No homeowner likes grout lines. Grout can become dingy-looking quickly, making a tile installation look old. Grout lines, however, are important for a few reasons: They help keep your tiles in straight lines and prevent damage from the tiles rubbing against one another. If your tile project is in a dry area, you can install a specific kind of ceramic tile without grout.
Use vitrified tiles, which are made of compressed clay dust, if you wish to install tiles without grout. Vitrified tiles are straight and square and can be installed butted up against one another without a joint.
Lay out the tiles in the area you wish to install them, or in an area of equal size on a worktable if tiling a wall. The first tile should be laid at the center of the wall furthest from the door if you are tiling a floor, or in the bottom center of a wall being tiled. The next tiles will be laid out evenly to each side for a balanced installation.
Butt the tiles right up against one another so that they touch. Cut tiles to fit the edges of the installation on a tile saw and return them to the installation with the cut side facing out to ensure only smooth sides touch one another.
Install the tiles in the same pattern determined during the dry-fit by spreading a small amount of thinset mortar over the area to be installed with a trowel. Comb the trowel with the notched edge of the trowel to produce ridges uniform in height and press each tile firmly into the mortar. Allow the mortar to dry for 24 hours.

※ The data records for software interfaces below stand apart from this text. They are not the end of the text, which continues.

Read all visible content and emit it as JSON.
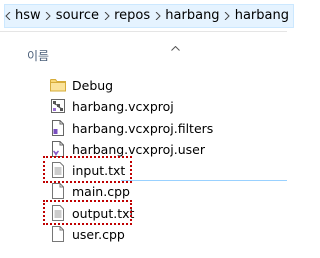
{
  "breadcrumb": [
    "hsw",
    "source",
    "repos",
    "harbang",
    "harbang"
  ],
  "column_header": {
    "name_label": "이름"
  },
  "files": [
    {
      "name": "Debug",
      "icon": "folder-icon"
    },
    {
      "name": "harbang.vcxproj",
      "icon": "vcxproj-icon"
    },
    {
      "name": "harbang.vcxproj.filters",
      "icon": "filters-file-icon"
    },
    {
      "name": "harbang.vcxproj.user",
      "icon": "vs-user-file-icon"
    },
    {
      "name": "input.txt",
      "icon": "text-file-icon"
    },
    {
      "name": "main.cpp",
      "icon": "document-icon"
    },
    {
      "name": "output.txt",
      "icon": "text-file-icon"
    },
    {
      "name": "user.cpp",
      "icon": "document-icon"
    }
  ],
  "colors": {
    "breadcrumb_bg": "#e5f3ff",
    "highlight": "#c00000",
    "folder": "#f8d775"
  }
}
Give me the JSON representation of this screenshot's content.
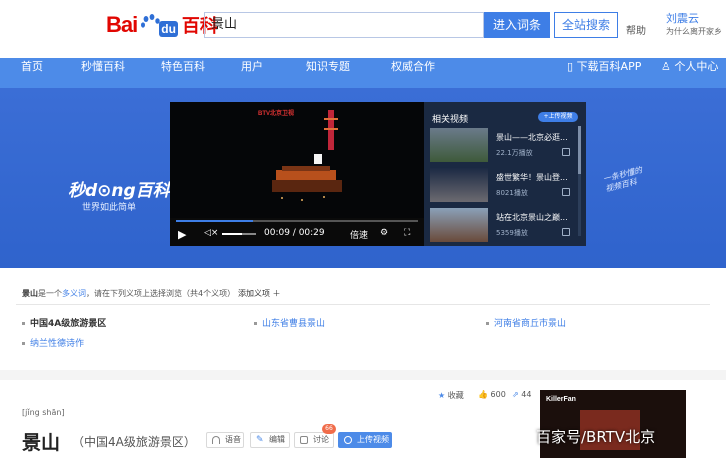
{
  "header": {
    "logo_bai": "Bai",
    "logo_du": "du",
    "logo_baike": "百科",
    "search_value": "景山",
    "enter_btn": "进入词条",
    "search_all_btn": "全站搜索",
    "help": "帮助",
    "user_name": "刘震云",
    "user_sub": "为什么离开家乡"
  },
  "nav": {
    "items": [
      "首页",
      "秒懂百科",
      "特色百科",
      "用户",
      "知识专题",
      "权威合作"
    ],
    "download": "下载百科APP",
    "personal": "个人中心"
  },
  "banner": {
    "logo": "秒d⊙ng百科",
    "slogan": "世界如此简单",
    "handwriting": "一条秒懂的\n视频百科",
    "player": {
      "channel": "BTV北京卫视",
      "time": "00:09 / 00:29",
      "speed": "倍速",
      "progress": 0.32,
      "volume": 0.6
    },
    "related": {
      "title": "相关视频",
      "upload": "+上传视频",
      "items": [
        {
          "title": "景山——北京必逛...",
          "count": "22.1万播放"
        },
        {
          "title": "盛世繁华！景山登...",
          "count": "8021播放"
        },
        {
          "title": "站在北京景山之巅...",
          "count": "5359播放"
        }
      ]
    }
  },
  "polysemy": {
    "term": "景山",
    "text_a": "是一个",
    "link": "多义词",
    "text_b": "，请在下列义项上选择浏览（共4个义项）",
    "add": "添加义项 ＋",
    "meanings": [
      "中国4A级旅游景区",
      "山东省曹县景山",
      "河南省商丘市景山",
      "纳兰性德诗作"
    ]
  },
  "entry": {
    "pinyin": "[jǐng shān]",
    "title": "景山",
    "subtitle": "（中国4A级旅游景区）",
    "buttons": {
      "voice": "语音",
      "edit": "编辑",
      "discuss": "讨论",
      "upload": "上传视频"
    },
    "discuss_badge": "66",
    "collect": "收藏",
    "likes": "600",
    "shares": "44"
  },
  "thumb": {
    "label": "KillerFan",
    "watermark": "百家号/BRTV北京"
  },
  "colors": {
    "brand_red": "#e10601",
    "accent_blue": "#4d8be8",
    "banner_blue": "#3b6ed6"
  }
}
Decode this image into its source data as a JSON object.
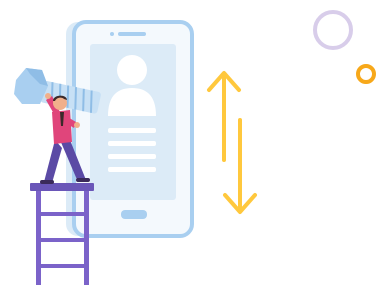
{
  "illustration": {
    "colors": {
      "phone_body": "#dcebf7",
      "phone_outline": "#a9cff0",
      "phone_screen": "#e9f3fb",
      "avatar": "#ffffff",
      "text_lines": "#ffffff",
      "home_button": "#a9cff0",
      "arrow": "#ffc83d",
      "ring_lavender": "#d8cdea",
      "ring_orange": "#f7a81a",
      "scaffold": "#7b63c9",
      "scaffold_top": "#6a56b8",
      "bolt": "#a9cff0",
      "bolt_dark": "#8fbde6",
      "person_shirt": "#e0457b",
      "person_pants": "#5b4aa5",
      "person_skin": "#f1b08b",
      "person_hair": "#3b2a2a"
    },
    "icons": [
      "smartphone",
      "profile-avatar",
      "double-vertical-arrow",
      "hex-bolt",
      "worker-figure",
      "ladder-scaffold",
      "lavender-ring",
      "orange-ring"
    ]
  }
}
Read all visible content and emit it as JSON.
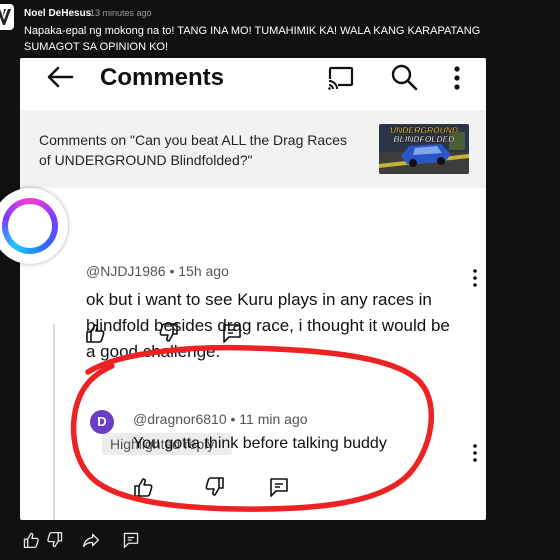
{
  "post": {
    "author": "Noel DeHesus",
    "time": "13 minutes ago",
    "text": "Napaka-epal ng mokong na to! TANG INA MO! TUMAHIMIK KA! WALA KANG KARAPATANG SUMAGOT SA OPINION KO!"
  },
  "screen": {
    "title": "Comments",
    "context_label": "Comments on \"Can you beat ALL the Drag Races of UNDERGROUND Blindfolded?\"",
    "thumbnail": {
      "line1": "UNDERGROUND",
      "line2": "BLINDFOLDED"
    },
    "comment": {
      "handle": "@NJDJ1986 • 15h ago",
      "text": "ok but i want to see Kuru plays in any races in blindfold besides drag race, i thought it would be a good challenge."
    },
    "highlighted_label": "Highlighted reply",
    "reply": {
      "avatar_letter": "D",
      "handle": "@dragnor6810 • 11 min ago",
      "text": "You gotta think before talking buddy"
    }
  },
  "colors": {
    "background": "#111111",
    "card": "#ffffff",
    "reply_avatar": "#6a3fc4",
    "annotation": "#ee2222"
  },
  "icons": [
    "back-arrow-icon",
    "cast-icon",
    "search-icon",
    "more-vert-icon",
    "thumb-up-icon",
    "thumb-down-icon",
    "reply-icon",
    "share-icon"
  ]
}
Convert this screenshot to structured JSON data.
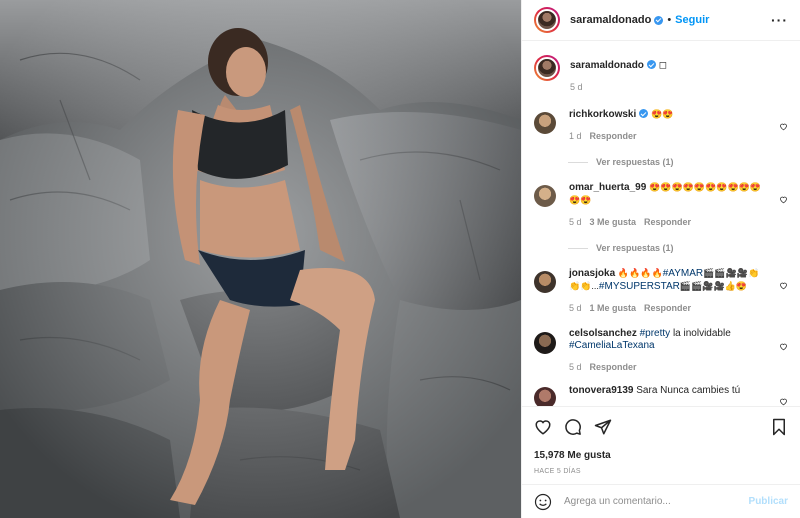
{
  "post": {
    "username": "saramaldonado",
    "follow_label": "Seguir",
    "dot": "•",
    "more_label": "..."
  },
  "caption": {
    "username": "saramaldonado",
    "text": "◻",
    "time": "5 d"
  },
  "comments": [
    {
      "username": "richkorkowski",
      "text": "😍😍",
      "time": "1 d",
      "likes": "",
      "reply": "Responder",
      "view_replies": "Ver respuestas (1)"
    },
    {
      "username": "omar_huerta_99",
      "text": "😍😍😍😍😍😍😍😍😍😍😍😍",
      "time": "5 d",
      "likes": "3 Me gusta",
      "reply": "Responder",
      "view_replies": "Ver respuestas (1)"
    },
    {
      "username": "jonasjoka",
      "text": "🔥🔥🔥🔥",
      "hashtag1": "#AYMAR",
      "text2": "🎬🎬🎥🎥👏👏👏...",
      "hashtag2": "#MYSUPERSTAR",
      "text3": "🎬🎬🎥🎥👍😍",
      "time": "5 d",
      "likes": "1 Me gusta",
      "reply": "Responder"
    },
    {
      "username": "celsolsanchez",
      "hashtag1": "#pretty",
      "text": " la inolvidable ",
      "hashtag2": "#CameliaLaTexana",
      "time": "5 d",
      "likes": "",
      "reply": "Responder"
    },
    {
      "username": "tonovera9139",
      "text": "Sara Nunca cambies tú"
    }
  ],
  "actions": {
    "likes_count": "15,978 Me gusta",
    "time_ago": "HACE 5 DÍAS"
  },
  "add_comment": {
    "placeholder": "Agrega un comentario...",
    "publish_label": "Publicar"
  },
  "colors": {
    "accent": "#0095f6",
    "verified": "#3897f0",
    "hashtag": "#00376b",
    "muted": "#8e8e8e",
    "publish_disabled": "#b2dffc"
  }
}
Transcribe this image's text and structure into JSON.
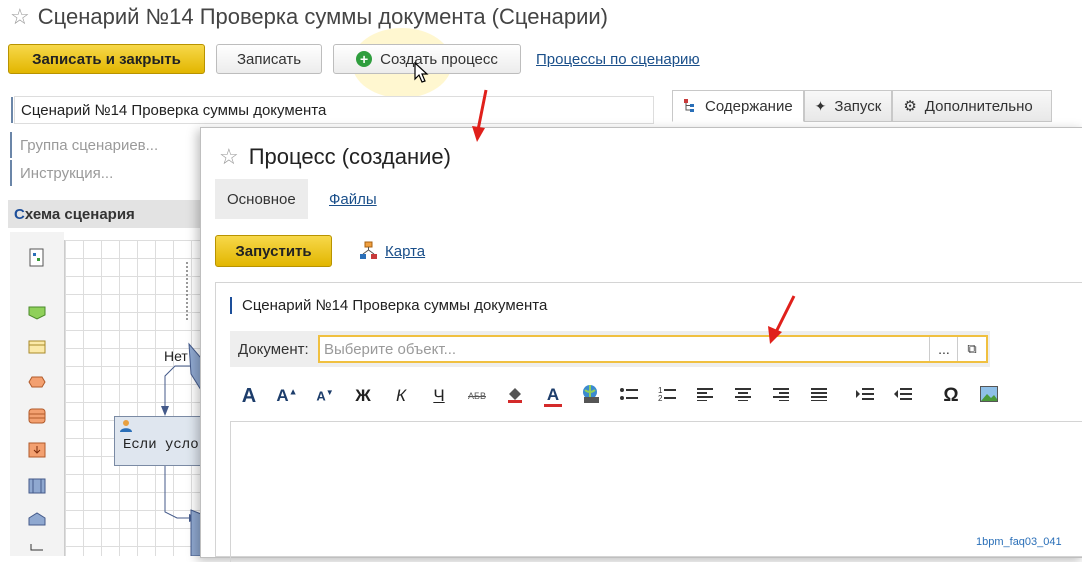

Do not install tiles without grout in an area prone to moisture or wetness, such as a bathroom. Grout joints help keep the substrate dry by sealing it in. Without them, you could be allowing water to seep between the tiles.